◆ Given data:
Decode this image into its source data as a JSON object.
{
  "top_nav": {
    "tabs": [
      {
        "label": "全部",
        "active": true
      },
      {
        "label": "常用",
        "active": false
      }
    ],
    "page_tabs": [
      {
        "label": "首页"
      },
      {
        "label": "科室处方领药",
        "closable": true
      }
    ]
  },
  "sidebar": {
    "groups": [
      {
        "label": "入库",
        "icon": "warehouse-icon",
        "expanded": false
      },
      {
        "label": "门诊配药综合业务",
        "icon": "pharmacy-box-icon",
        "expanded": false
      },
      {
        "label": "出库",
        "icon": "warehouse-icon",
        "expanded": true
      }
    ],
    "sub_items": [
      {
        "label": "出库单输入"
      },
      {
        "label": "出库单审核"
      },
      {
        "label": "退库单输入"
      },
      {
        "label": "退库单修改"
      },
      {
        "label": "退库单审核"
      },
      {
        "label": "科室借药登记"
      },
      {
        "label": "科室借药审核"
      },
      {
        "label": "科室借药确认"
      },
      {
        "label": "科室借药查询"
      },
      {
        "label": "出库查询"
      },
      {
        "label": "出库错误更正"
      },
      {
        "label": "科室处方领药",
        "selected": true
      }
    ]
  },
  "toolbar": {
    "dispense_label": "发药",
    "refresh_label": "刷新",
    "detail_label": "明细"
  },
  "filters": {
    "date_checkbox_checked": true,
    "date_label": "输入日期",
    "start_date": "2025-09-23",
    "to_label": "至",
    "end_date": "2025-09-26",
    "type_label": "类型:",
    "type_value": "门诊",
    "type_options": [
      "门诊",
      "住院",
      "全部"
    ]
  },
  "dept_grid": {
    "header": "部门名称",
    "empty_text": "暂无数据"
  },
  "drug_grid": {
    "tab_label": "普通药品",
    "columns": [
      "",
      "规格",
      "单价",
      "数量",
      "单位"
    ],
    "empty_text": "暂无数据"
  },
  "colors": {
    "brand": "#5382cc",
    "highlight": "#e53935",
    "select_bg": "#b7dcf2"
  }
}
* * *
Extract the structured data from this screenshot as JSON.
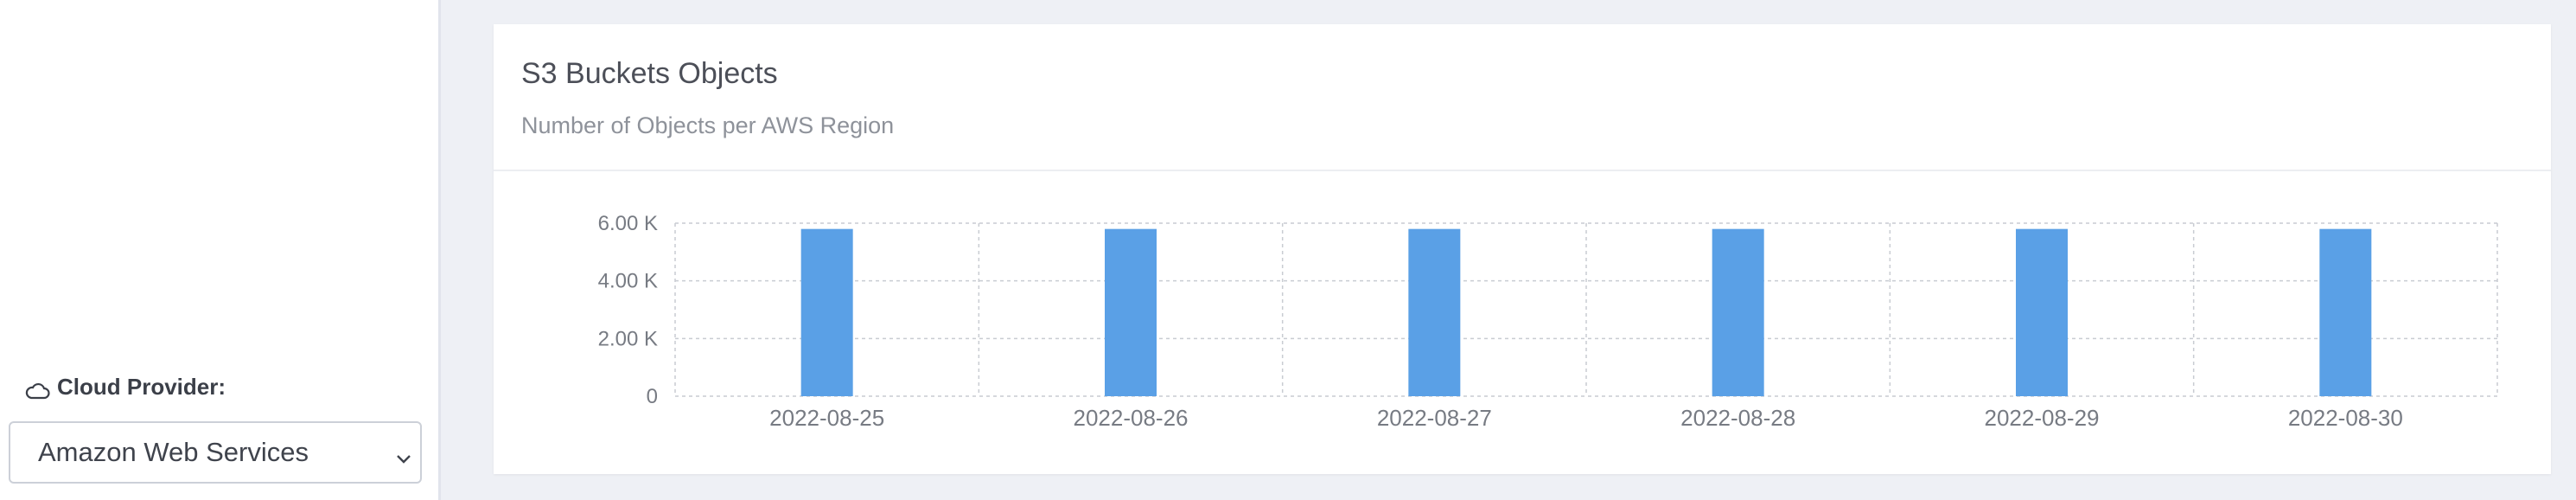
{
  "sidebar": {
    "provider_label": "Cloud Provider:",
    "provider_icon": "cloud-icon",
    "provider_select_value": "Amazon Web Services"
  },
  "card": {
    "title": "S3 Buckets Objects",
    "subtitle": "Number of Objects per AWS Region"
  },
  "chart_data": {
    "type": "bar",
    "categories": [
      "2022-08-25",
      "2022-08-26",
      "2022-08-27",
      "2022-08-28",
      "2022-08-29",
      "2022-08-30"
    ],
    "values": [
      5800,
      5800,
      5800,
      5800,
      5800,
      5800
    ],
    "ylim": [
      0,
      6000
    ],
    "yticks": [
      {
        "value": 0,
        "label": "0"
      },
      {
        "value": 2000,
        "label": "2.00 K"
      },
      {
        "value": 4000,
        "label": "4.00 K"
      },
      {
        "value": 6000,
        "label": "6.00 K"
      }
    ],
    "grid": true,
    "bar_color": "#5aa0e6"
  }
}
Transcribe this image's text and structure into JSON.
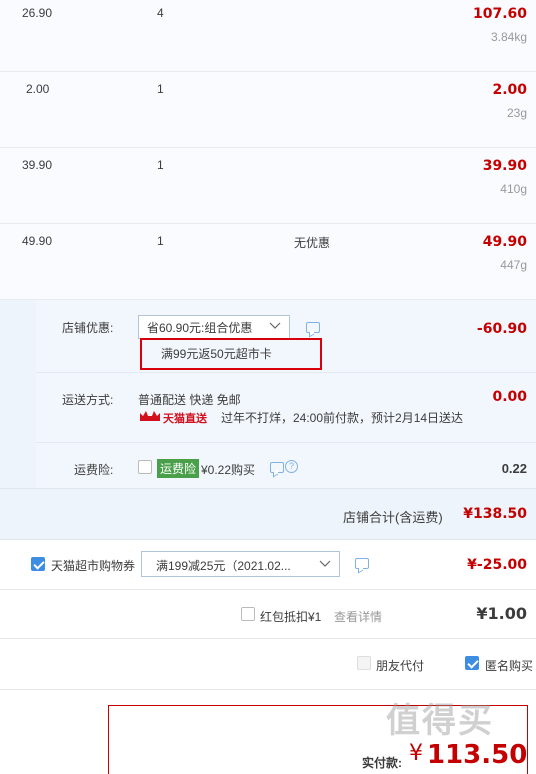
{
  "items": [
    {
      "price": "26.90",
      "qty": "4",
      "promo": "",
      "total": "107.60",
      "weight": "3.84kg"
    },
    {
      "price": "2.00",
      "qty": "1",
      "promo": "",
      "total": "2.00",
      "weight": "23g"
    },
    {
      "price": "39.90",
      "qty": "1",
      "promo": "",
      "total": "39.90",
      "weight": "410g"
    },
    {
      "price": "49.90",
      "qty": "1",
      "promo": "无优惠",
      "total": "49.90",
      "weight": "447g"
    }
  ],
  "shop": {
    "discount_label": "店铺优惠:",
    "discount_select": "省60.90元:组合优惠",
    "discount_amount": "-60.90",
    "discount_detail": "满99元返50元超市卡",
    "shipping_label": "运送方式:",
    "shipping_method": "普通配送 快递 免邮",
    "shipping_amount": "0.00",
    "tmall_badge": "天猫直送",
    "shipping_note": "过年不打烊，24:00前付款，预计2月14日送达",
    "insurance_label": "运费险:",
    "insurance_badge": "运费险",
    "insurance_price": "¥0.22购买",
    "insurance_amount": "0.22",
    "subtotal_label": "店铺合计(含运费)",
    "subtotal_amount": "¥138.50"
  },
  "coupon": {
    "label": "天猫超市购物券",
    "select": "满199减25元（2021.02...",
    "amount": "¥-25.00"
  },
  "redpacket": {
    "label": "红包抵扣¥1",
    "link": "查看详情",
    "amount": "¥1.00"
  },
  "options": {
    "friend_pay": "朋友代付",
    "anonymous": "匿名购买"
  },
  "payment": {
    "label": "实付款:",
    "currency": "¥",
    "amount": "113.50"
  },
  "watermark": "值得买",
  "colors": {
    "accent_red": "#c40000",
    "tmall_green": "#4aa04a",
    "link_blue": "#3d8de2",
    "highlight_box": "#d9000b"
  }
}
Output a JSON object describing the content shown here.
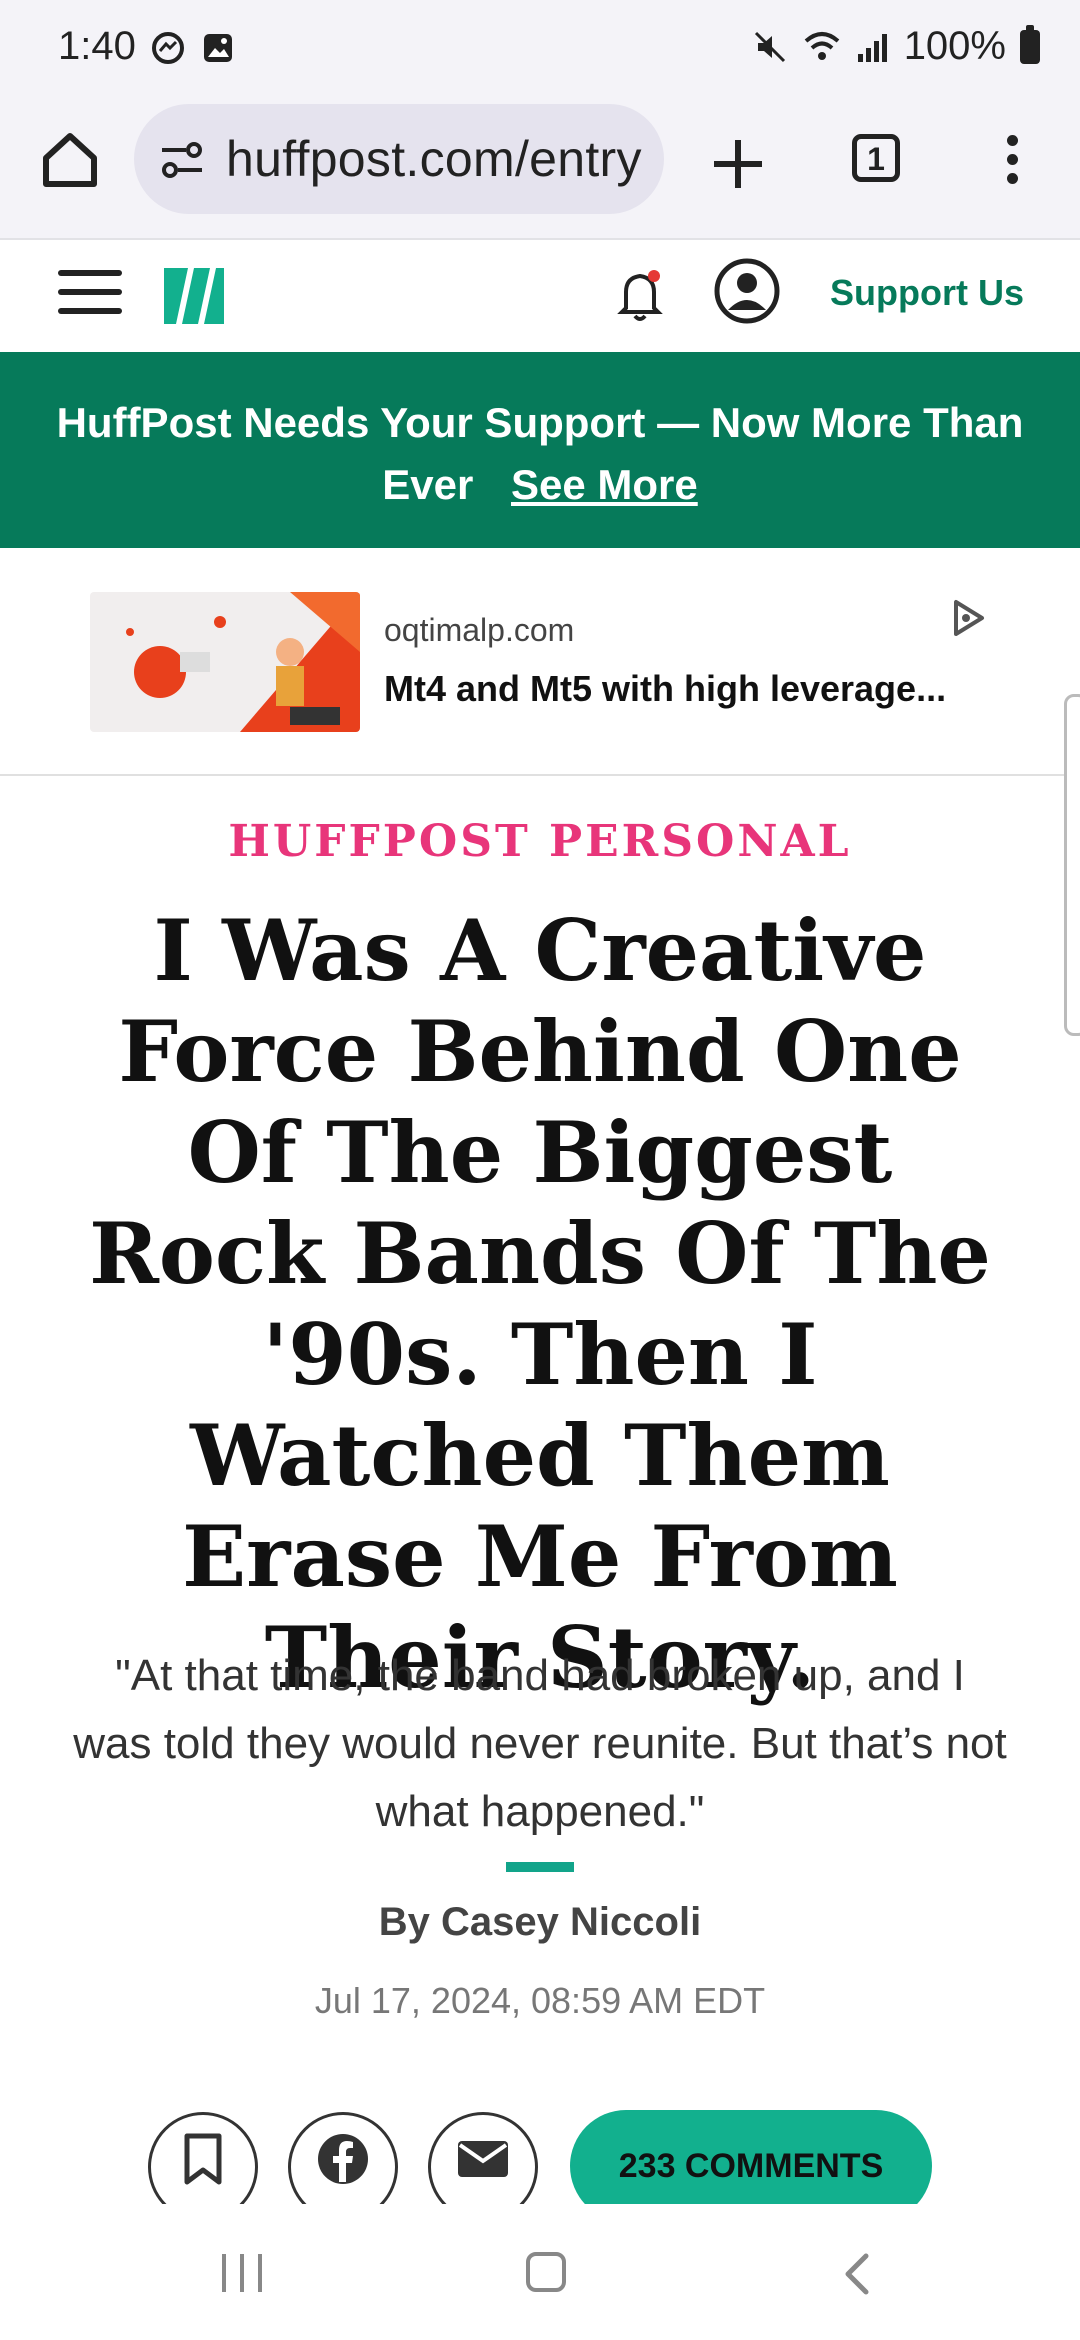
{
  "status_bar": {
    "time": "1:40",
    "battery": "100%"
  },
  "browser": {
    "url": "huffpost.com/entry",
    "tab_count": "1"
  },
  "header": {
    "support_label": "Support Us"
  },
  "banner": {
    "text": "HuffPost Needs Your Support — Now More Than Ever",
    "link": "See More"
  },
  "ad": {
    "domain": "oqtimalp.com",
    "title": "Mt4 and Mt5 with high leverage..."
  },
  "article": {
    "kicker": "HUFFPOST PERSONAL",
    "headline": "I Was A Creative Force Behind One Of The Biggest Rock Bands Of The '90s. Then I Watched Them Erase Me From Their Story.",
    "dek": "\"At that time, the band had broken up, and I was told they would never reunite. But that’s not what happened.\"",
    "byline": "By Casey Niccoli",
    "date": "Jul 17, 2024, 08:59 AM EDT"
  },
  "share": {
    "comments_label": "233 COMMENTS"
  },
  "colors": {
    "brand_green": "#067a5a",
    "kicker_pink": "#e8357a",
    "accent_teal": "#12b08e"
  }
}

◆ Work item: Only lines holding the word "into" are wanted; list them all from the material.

◆ Exercise output:
Decode this image into its source data as a JSON object.
Transcribe this image's text and structure into JSON.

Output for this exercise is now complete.